Building research labs is great if you’re doing research.
It’s sort of useless if you’re not.
Canada is doing a lot less research these days.
Our scientists were leading an international stem cell research project.
As of last week, it no longer is.
In January, the nonprofit, nongovernment organization that finances many groundbreaking science projects was shut out of the budget.
It was funding Canada’s contribution to the stem cell project.
It is controversial science among Christian fanatics, who question the morality of using the pinprick-sized, week-old human embryos for research.
By cutting the flow of money, Ottawa has essentially pulled Canada out of the project.
“It does not look good,” Frank Grosveld, a researcher at Erasmus University in the Netherlands, told the Globe and Mail’s Anne McIlroy last week.
It’s a blow to Canada’s international reputation; it will cost the nation its leadership role in the project and may cost the nation any future commercialization of the discoveries.
It is those breakthroughs that will fuel future economies.
Instead, Canada appears to be putting its faith in faith.
In its stimulus budget, Ottawa is pumping lots of money into noncontroversial scientific labs -Â buying beakers, bunson burners and those high stools scientists like to slide up to their melamine counters.
But it’s dramatically severing support for the science that goes on in those refurbished labs.
It’s clever, really.
During the next election, politicians will argue, convincingly, that they have increased support for science.

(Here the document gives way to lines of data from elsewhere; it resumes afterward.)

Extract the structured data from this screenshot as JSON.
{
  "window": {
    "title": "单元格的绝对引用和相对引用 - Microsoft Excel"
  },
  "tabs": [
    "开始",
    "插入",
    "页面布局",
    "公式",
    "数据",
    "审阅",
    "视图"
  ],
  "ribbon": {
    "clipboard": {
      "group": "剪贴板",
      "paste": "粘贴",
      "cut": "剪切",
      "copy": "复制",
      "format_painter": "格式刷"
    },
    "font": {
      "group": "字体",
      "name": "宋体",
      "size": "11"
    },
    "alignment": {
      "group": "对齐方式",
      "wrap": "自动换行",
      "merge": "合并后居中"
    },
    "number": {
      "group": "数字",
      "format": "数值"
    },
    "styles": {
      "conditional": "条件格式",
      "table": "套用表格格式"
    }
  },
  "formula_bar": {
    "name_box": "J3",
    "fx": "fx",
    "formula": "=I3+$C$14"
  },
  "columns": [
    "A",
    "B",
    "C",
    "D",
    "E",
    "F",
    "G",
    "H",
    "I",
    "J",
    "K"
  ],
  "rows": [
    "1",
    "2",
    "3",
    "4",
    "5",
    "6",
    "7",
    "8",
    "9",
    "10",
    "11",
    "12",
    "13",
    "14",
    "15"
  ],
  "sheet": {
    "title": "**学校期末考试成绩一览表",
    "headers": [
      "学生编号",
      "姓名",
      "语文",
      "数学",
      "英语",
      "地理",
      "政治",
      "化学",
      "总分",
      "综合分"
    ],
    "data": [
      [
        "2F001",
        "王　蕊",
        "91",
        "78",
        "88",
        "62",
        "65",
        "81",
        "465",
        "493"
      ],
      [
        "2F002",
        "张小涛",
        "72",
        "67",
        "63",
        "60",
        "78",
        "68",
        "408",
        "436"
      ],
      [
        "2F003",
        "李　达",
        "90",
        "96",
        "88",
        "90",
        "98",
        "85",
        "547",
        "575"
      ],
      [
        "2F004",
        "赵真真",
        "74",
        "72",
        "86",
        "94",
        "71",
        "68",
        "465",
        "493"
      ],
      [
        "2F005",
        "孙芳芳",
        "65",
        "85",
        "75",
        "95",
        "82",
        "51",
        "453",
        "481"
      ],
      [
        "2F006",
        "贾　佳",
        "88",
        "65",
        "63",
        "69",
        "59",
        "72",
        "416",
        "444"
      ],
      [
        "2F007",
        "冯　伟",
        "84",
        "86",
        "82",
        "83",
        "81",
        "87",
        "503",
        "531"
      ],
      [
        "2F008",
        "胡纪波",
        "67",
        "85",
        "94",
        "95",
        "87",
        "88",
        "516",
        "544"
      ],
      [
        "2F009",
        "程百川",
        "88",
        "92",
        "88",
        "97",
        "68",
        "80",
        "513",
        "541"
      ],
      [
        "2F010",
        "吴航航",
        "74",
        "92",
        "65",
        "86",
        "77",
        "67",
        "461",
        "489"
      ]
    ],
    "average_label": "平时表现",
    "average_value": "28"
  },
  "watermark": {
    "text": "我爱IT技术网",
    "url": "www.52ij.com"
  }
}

But they have done so at the expense of primary research, and controversial science in particular.
Of course, it’s often the controversial science that sparks the biggest breakthroughs—in fighting cancer and muscular sclerosis and spinal injuries.
The government’s approach is a lot like building theatres, and then cutting grants to the scriptwriters, actors and theatre companies that use the facilities.
It puts a lot of contractors to work in the short term, and creates a lot of expensive, empty facilities in the future.
In short, it doesn’t make a lot of sense.
Ottawa should amend its budget to better balance research funding and the creation of new scientific facilities.
If it acts quickly, it might preserve Canada’s leadership position on stem cell research.
Such investigation holds many benefits for Canada beyond mere prestige.
It promises to improve our health, and heal our sick economy. (Richard Mostyn)